The Corrections Documentary Project is an ongoing body of work about the prison industrial complex and mass incarceration, primarily examining the politics and economics of the 800% increase of the U.S. prison population since 1970, produced in dialogue with people and organizations from communities most affected by prisons and policing. The project is comprised of ten videos, two maps and additional projects that reveal the manner in which this system helps structure and preserve historical hierarchies of today’s society through the rhetoric of crime control.
Corrections was the first work in the series, tracing the processes and rationales for recent prison privatization, the incentives for unbridled growth it points to throughout the whole system, and the resulting implications to our society. Out of this film grew a series of short videos that explore in detail related issues and grassroots efforts to oppose the system. Along with the two maps, the project demonstrates the direct link between motivations of political and economic profit and mass incarceration, where prisons are offered by the states to solve problems of poverty and the state’s own failures, in both the commonly rural communities in which new prisons are built and the typically urban communities from which prisoners most often come.

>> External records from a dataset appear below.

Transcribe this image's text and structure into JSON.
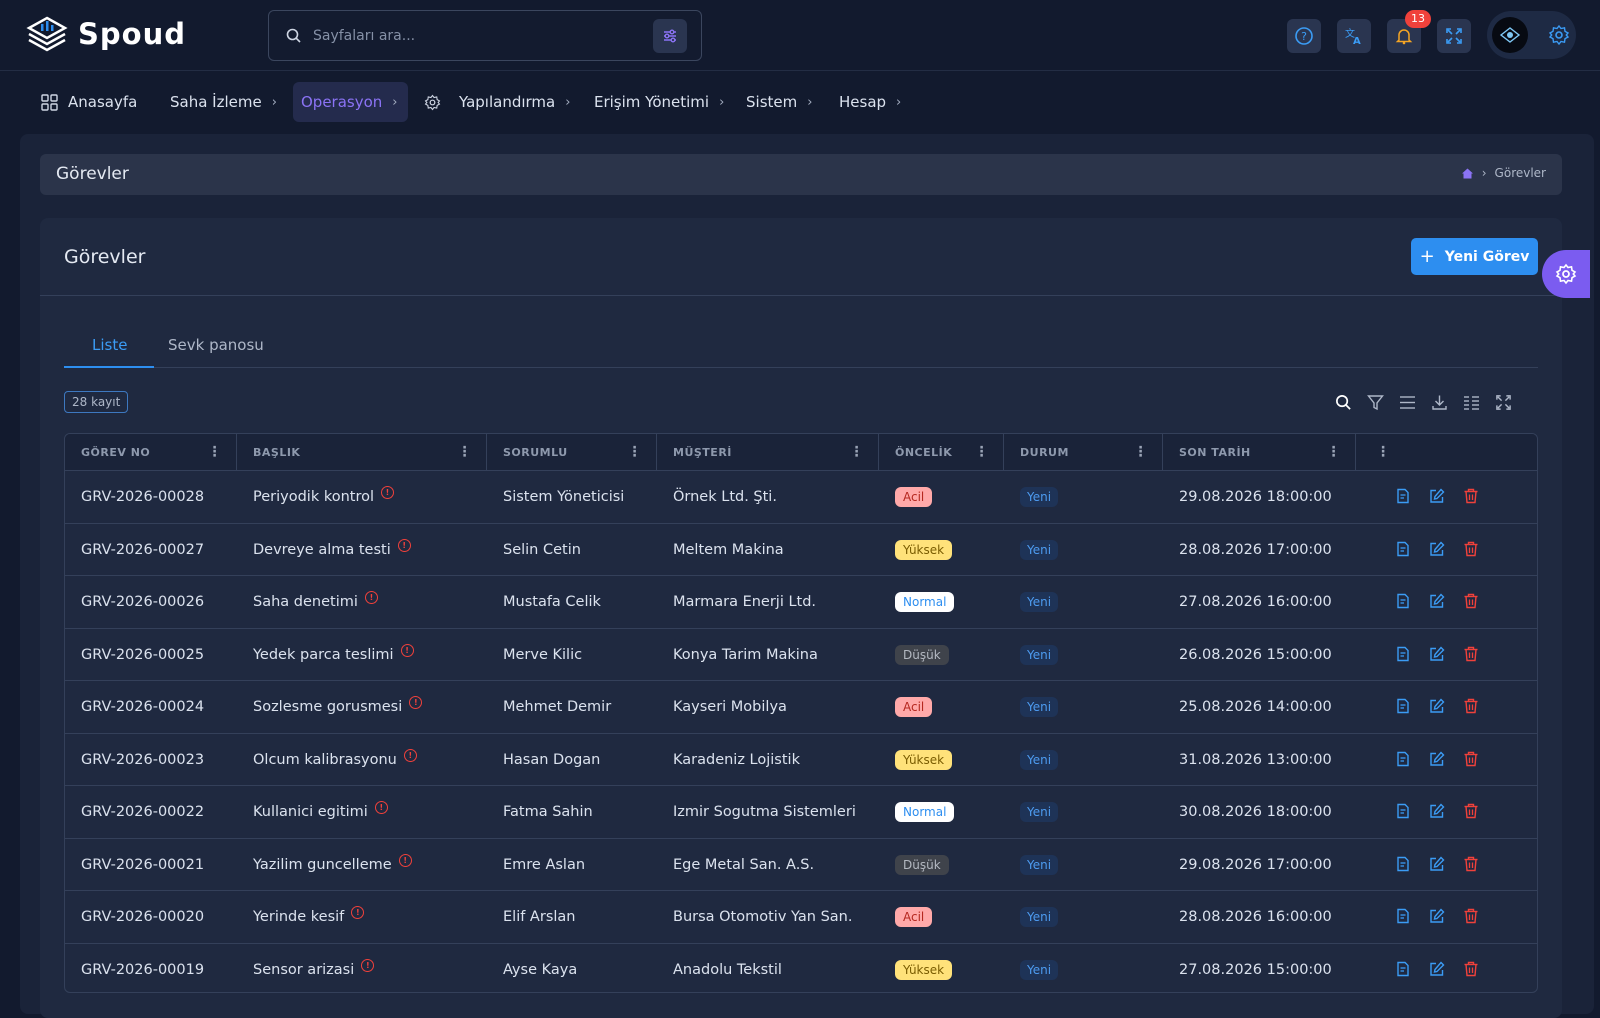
{
  "app": {
    "name": "Spoud"
  },
  "search": {
    "placeholder": "Sayfaları ara..."
  },
  "notifications": {
    "count": "13"
  },
  "nav": [
    {
      "label": "Anasayfa",
      "icon": "grid-icon"
    },
    {
      "label": "Saha İzleme"
    },
    {
      "label": "Operasyon",
      "active": true
    },
    {
      "label": "Yapılandırma",
      "icon": "gear-icon"
    },
    {
      "label": "Erişim Yönetimi"
    },
    {
      "label": "Sistem"
    },
    {
      "label": "Hesap"
    }
  ],
  "page": {
    "title": "Görevler",
    "breadcrumb_current": "Görevler"
  },
  "card": {
    "title": "Görevler",
    "new_button": "Yeni Görev"
  },
  "tabs": [
    {
      "label": "Liste",
      "active": true
    },
    {
      "label": "Sevk panosu"
    }
  ],
  "records": {
    "count_label": "28 kayıt"
  },
  "table": {
    "columns": [
      "GÖREV NO",
      "BAŞLIK",
      "SORUMLU",
      "MÜŞTERİ",
      "ÖNCELİK",
      "DURUM",
      "SON TARİH",
      ""
    ],
    "rows": [
      {
        "no": "GRV-2026-00028",
        "title": "Periyodik kontrol",
        "owner": "Sistem Yöneticisi",
        "customer": "Örnek Ltd. Şti.",
        "priority": "Acil",
        "pclass": "acil",
        "status": "Yeni",
        "due": "29.08.2026 18:00:00"
      },
      {
        "no": "GRV-2026-00027",
        "title": "Devreye alma testi",
        "owner": "Selin Cetin",
        "customer": "Meltem Makina",
        "priority": "Yüksek",
        "pclass": "yuksek",
        "status": "Yeni",
        "due": "28.08.2026 17:00:00"
      },
      {
        "no": "GRV-2026-00026",
        "title": "Saha denetimi",
        "owner": "Mustafa Celik",
        "customer": "Marmara Enerji Ltd.",
        "priority": "Normal",
        "pclass": "normal",
        "status": "Yeni",
        "due": "27.08.2026 16:00:00"
      },
      {
        "no": "GRV-2026-00025",
        "title": "Yedek parca teslimi",
        "owner": "Merve Kilic",
        "customer": "Konya Tarim Makina",
        "priority": "Düşük",
        "pclass": "dusuk",
        "status": "Yeni",
        "due": "26.08.2026 15:00:00"
      },
      {
        "no": "GRV-2026-00024",
        "title": "Sozlesme gorusmesi",
        "owner": "Mehmet Demir",
        "customer": "Kayseri Mobilya",
        "priority": "Acil",
        "pclass": "acil",
        "status": "Yeni",
        "due": "25.08.2026 14:00:00"
      },
      {
        "no": "GRV-2026-00023",
        "title": "Olcum kalibrasyonu",
        "owner": "Hasan Dogan",
        "customer": "Karadeniz Lojistik",
        "priority": "Yüksek",
        "pclass": "yuksek",
        "status": "Yeni",
        "due": "31.08.2026 13:00:00"
      },
      {
        "no": "GRV-2026-00022",
        "title": "Kullanici egitimi",
        "owner": "Fatma Sahin",
        "customer": "Izmir Sogutma Sistemleri",
        "priority": "Normal",
        "pclass": "normal",
        "status": "Yeni",
        "due": "30.08.2026 18:00:00"
      },
      {
        "no": "GRV-2026-00021",
        "title": "Yazilim guncelleme",
        "owner": "Emre Aslan",
        "customer": "Ege Metal San. A.S.",
        "priority": "Düşük",
        "pclass": "dusuk",
        "status": "Yeni",
        "due": "29.08.2026 17:00:00"
      },
      {
        "no": "GRV-2026-00020",
        "title": "Yerinde kesif",
        "owner": "Elif Arslan",
        "customer": "Bursa Otomotiv Yan San.",
        "priority": "Acil",
        "pclass": "acil",
        "status": "Yeni",
        "due": "28.08.2026 16:00:00"
      },
      {
        "no": "GRV-2026-00019",
        "title": "Sensor arizasi",
        "owner": "Ayse Kaya",
        "customer": "Anadolu Tekstil",
        "priority": "Yüksek",
        "pclass": "yuksek",
        "status": "Yeni",
        "due": "27.08.2026 15:00:00"
      }
    ]
  },
  "colors": {
    "accent": "#2d8ef0",
    "purple": "#7b5cf0",
    "danger": "#f0413b",
    "background": "#121a2e"
  }
}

Among these “Footnotes” on CORRECTIONS are three videos looking at prisons at different moments in time: past (Attica: Roots of Resistance), present (A Prison in the Fields), and future (Lockdowns Up). Two videos based in New Orleans (New Orleans Jazz Funeral and Close Tallulah Now!) tell the story of a grassroots campaign to shut down the Tallulah Correctional Facility, an infamous youth prison in northern Louisiana. An Interview with Curtis Muhammad is an absorbing conversation with a labor and civil rights activist who discusses unions, criminalization, globalization, and the obligations of artists to those for whom they are advocating. An Incident at the Calliope Projects portrays a common afternoon at this historic public housing project in New Orleans, which was closed down after Hurricane Katrina. Two videos documenting the 2005 Southern Conference of Critical Resistance portray both its organizing effort and the happenings of the conference itself, promoting the abolition of prisons as a vision for social movement to come. Finally, I Won’t Drown on the Levee and You Ain’t Gonna’ Break My Back tells a story of New Orleans during Hurricane Katrina, in which the local Sheriff refused to evacuate the Orleans Parish Prison, leaving prisoners to drown in their cells; this story would later serve as the starting point for Hunt’s Notes on the Emptying of a City.
In exhibitions, the larger body of material from the project shows as a video archive with popular education posters — Prison Maps — available to the viewer to take with them.